If you expect to find 2 lounge chairs together in the full sun, on the Pool Deck, which is by far the most popular location due to the high degree of activities, music and entertainment, then claiming your preferred selection by 7am is not uncommon by seasoned cruisers. On the other hand, if you want a quieter location to simply enjoy the peaceful ocean and sun, you can easily find that too. For the busier locations, many guests will bring pool towels, books and other personal items to claim their lounge chair space and then leave the area to get breakfast or even go back to their rooms. Once other guests start to arrive to enjoy the sun and entertainment, people notice when chairs have been left unoccupied for any period of time.
The ships policy about `saving chairs`is very important to understand when it comes to leaving your lounger for any extended period of time, especially during the busy sea days. If I arrive on deck at 11 AM and come to 3 empty chairs beside someone and am told that they are occupied by members of their party who have gone to lunch, the cruise line does not expect me to confront the guest with the information that I have seen the chair vacant for 2 hours. Instead, it is expected that I find a deck attendant, I point out the vacant chairs to them, how long they have been empty and advise him I would like to sit there.
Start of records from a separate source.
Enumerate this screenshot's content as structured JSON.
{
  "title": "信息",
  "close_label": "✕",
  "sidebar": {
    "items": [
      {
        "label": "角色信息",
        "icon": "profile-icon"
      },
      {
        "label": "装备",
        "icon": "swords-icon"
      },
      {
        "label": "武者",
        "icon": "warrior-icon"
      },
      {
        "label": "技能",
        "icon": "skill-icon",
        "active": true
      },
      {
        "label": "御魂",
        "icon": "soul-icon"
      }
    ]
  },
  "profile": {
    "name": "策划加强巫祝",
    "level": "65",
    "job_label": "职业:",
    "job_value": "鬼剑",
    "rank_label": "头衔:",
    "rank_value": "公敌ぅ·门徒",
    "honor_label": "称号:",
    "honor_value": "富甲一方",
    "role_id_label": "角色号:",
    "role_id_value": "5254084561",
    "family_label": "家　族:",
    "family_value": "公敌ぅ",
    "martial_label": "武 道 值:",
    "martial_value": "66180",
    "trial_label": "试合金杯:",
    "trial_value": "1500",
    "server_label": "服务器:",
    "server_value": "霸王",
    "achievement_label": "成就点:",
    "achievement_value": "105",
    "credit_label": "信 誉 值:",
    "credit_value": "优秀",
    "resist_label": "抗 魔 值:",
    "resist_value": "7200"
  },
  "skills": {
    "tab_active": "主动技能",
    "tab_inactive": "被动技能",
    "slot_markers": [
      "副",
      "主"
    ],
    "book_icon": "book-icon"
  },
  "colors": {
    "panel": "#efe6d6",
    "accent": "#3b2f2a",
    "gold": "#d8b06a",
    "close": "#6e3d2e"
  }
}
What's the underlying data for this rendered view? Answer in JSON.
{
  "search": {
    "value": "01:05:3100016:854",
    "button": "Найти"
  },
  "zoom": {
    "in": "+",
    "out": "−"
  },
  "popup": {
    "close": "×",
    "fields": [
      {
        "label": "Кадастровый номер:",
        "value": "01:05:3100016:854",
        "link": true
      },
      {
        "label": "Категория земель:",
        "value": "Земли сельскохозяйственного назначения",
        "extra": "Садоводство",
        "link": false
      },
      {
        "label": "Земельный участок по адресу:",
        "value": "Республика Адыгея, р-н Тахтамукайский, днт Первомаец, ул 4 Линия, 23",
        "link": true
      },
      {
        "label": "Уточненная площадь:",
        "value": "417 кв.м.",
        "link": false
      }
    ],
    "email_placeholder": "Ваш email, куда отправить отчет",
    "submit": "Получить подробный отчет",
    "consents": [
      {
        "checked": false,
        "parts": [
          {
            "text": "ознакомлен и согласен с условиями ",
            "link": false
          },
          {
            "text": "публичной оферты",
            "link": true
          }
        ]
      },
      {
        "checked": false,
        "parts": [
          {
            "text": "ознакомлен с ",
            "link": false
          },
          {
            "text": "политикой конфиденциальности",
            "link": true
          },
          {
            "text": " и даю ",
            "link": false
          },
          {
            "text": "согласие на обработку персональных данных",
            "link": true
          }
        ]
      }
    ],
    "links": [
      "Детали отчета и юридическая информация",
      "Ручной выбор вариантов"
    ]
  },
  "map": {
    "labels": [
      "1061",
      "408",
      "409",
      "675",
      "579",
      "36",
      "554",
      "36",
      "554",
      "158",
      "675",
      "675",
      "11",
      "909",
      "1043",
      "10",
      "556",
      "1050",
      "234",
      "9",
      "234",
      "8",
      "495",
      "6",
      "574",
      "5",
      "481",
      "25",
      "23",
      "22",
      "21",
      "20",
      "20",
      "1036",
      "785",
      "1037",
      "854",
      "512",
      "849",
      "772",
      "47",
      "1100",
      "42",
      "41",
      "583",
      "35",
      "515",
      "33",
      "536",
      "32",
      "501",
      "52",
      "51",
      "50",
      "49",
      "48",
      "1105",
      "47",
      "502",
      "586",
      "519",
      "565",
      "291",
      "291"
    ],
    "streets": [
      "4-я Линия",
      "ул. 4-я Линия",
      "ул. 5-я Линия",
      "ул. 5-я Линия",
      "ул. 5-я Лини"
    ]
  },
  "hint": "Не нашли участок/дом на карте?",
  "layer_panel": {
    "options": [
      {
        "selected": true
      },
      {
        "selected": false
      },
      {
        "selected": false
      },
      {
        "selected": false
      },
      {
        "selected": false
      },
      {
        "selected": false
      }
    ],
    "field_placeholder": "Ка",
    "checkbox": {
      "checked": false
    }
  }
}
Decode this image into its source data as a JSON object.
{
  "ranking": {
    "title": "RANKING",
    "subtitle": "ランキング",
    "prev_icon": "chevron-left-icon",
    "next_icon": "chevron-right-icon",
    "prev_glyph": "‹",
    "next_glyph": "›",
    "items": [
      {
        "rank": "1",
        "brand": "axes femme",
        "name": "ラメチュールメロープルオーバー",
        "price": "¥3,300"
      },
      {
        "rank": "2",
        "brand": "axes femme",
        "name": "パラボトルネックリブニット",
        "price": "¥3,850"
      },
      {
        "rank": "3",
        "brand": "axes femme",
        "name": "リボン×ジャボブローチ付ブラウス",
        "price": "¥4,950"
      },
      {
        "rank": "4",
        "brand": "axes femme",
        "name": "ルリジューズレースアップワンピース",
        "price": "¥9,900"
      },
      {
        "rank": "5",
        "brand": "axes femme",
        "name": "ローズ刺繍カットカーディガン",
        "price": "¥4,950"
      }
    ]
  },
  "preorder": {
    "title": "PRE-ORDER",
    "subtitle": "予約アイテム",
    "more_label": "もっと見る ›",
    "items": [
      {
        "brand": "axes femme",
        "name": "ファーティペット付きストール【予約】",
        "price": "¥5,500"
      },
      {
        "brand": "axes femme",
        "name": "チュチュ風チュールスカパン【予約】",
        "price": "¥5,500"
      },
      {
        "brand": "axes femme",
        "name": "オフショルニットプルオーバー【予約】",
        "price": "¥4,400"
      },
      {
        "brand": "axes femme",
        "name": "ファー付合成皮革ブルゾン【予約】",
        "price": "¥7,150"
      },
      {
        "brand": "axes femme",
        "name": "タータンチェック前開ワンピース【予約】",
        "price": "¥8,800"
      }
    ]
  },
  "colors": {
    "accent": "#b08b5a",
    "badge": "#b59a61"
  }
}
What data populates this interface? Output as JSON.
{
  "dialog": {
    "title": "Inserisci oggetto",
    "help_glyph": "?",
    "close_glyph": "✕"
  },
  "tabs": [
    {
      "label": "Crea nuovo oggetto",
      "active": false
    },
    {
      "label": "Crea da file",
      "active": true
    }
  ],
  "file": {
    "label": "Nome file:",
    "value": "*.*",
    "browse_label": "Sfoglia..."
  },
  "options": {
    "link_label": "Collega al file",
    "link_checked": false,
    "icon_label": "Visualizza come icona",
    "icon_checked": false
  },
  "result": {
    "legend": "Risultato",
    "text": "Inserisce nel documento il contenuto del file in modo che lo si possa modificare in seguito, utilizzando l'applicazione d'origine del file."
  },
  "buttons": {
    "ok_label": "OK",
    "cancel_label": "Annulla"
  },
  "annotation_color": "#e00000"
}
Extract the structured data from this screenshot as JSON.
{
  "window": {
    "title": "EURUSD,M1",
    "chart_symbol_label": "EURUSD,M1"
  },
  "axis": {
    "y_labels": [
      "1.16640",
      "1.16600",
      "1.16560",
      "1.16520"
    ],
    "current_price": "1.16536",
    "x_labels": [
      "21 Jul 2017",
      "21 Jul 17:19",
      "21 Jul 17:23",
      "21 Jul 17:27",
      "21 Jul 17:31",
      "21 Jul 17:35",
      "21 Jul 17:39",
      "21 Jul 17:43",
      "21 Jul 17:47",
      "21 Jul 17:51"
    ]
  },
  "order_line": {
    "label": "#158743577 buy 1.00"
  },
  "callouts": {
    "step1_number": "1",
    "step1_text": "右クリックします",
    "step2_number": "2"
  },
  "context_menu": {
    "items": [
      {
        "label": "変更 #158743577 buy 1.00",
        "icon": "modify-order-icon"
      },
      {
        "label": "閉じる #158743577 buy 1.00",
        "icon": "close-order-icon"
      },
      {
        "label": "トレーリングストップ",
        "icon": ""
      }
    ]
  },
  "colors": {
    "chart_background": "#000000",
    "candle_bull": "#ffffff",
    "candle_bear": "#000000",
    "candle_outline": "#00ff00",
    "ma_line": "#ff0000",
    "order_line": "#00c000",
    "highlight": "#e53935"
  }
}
The seat is now marked in the same way a car is when parking limits are enforced. If the guest does not return in the specified time frame (normally 30-60 minutes), the deck attendant will come remove the items, to be held in a secure location, and you can then take over occupancy of those chairs. If the prior guests arrive and advise you the chairs were being held for them, you can say the chairs had been empty long enough for the deck attendant to remove their things.
Remember, a crew member will not simply take a chair away from someone, simply because they are not there. The bar staff can not assist you, you must go to a deck attendant and they will follow the policy they have in place in regards to wait times and securing of private property. The deck is a public venue and all guests must adhere to the rules of their particular cruise line. If common sense fails, then there is a policy to ensure everyone has the same information.
Also, do not be afraid to ask someone if an empty chair is free or if you can use it until their party returns. Do not hesitate to find a deck attendant to start the count down on chairs that do not have a person on them, when you feel someone is abusing the privilege of saving a lounger. Be mindful that if you are saving a seat for someone, then you take turns coming and going if you plan to actually use the location for the entire day, or be prepared to give up your place to another person who will.
Or you can avoid the hustle and bustle of the the entire ship and book a Stateroom in an exclusive enclave, such as `The Haven`which is found on the Norwegian Epic. Then you can enjoy your private retreat that service wise on on par with a 5 star Luxury Resort at sea, while still being able to enjoy all of the amenities the ship has to offer.
If I see someone looking for a place in the sun and my spouse has gone to the shops to buy a t shirt and then to get something for lunch and I am out reading on deck, I always offer the use of his chair, until he returns. Remember, you are sailing with a large extended cruising family and a ship full of people who might just become your close friends by the end of the voyage. Simple courtesy and kindness goes a very long way and people remember good deeds. Plus, it helps to teach others on how to be kind cruisers as well.